By Atty. Andy P. Miller
If you're separated or divorced, it's important to ensure that your child's medical and dental insurance and healthcare arrangements are clearly spelled out in temporary orders and your divorce agreement.
When it comes to insurance, one parent is usually required to provide health and/or dental insurance for the child and/or children of a divorce. (Sometimes one spouse will be required to provide it for the other spouse, as well.) If allowed, it may be financially beneficial to both parents to have the child covered on each of your health and dental plans. Double coverage can mean lower co-pays and out-of-pocket expenses for each of you.
Regardless, make sure your separation and/or divorce agreement spells out who will provide the insurance, as well as who's responsible for co-pays and other out-of-pocket expenses for medical and dental expenses for the children. Many couples agree to share these costs. However, one parent usually has to pay these upfront, so spell out the terms for reimbursement from the other parent.
It's also important to make sure that each parent has a copy of the child's medical and dental insurance cards to ensure coverage, regardless of which parent the child is with at the time. Equally important is ensuring that both parents have the contact information necessary for all healthcare providers, especially in the event of an emergency.

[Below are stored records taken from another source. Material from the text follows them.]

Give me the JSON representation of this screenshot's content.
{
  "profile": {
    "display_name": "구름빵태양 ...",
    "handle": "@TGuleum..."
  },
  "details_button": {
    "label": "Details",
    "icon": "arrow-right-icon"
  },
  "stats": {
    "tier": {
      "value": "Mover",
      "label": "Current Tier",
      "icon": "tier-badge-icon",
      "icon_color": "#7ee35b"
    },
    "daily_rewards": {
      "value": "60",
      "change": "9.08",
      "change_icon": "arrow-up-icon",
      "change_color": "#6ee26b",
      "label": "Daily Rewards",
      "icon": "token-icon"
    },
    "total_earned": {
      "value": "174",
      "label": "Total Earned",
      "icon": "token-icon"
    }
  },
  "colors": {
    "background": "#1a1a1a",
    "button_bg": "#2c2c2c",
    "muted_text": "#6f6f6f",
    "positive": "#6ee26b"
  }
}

Once the insurance issue is decided, it's also important to spell out who's responsible for selecting and obtaining medical and dental healthcare for your child. Regardless of whether you have sole or joint physical custody, many parents share legal custody of their children. What this means, among other things, is that parents jointly share in major decisions concerning their children -- including providing for their physical, dental, and mental healthcare.
What exactly does this mean? Ideally, it means you agree to the healthcare providers and are able to communicate your child's medical and dental health care needs. But even if that's the case, you may want to have your attorney include specific language in your separation and/or divorce agreement that requires both of you to discuss and approve in advance decisions as to the choice of healthcare providers, treatment plans, and elective procedures and expenses, such as braces.
Your agreement also should address how medical and dental treatment will be handled in the event of an emergency, if the other parent cannot be contacted prior to services being provided.
Whether you have joint or sole legal custody, it just makes sense to discuss with the other parent all aspects of your child's medical, dental, and mental healthcare needs. Ideally, both parents should have access to all medical records and be able to attend appointments, if desired. This is especially important for parents of children with special physical, mental, and emotional needs.
The bottom line is it's important that both parents be kept informed as to your child/children's healthcare issues at all times. Have a plan in place to communicate with your child's other parent about routine and emergency healthcare issues and communicate about handling the big healthcare choices in your child's life.
Attorney Andy P. Miller is the founder and managing attorney of Miller Law Group, P.C. (apmillerlawgroup.com). A father himself, Miller focuses on children and their best interests by helping guide parents through the divorce process. Having practiced in nearly every county in Massachusetts, he has a wide understanding of the various courts in Massachusetts and experience before many judges.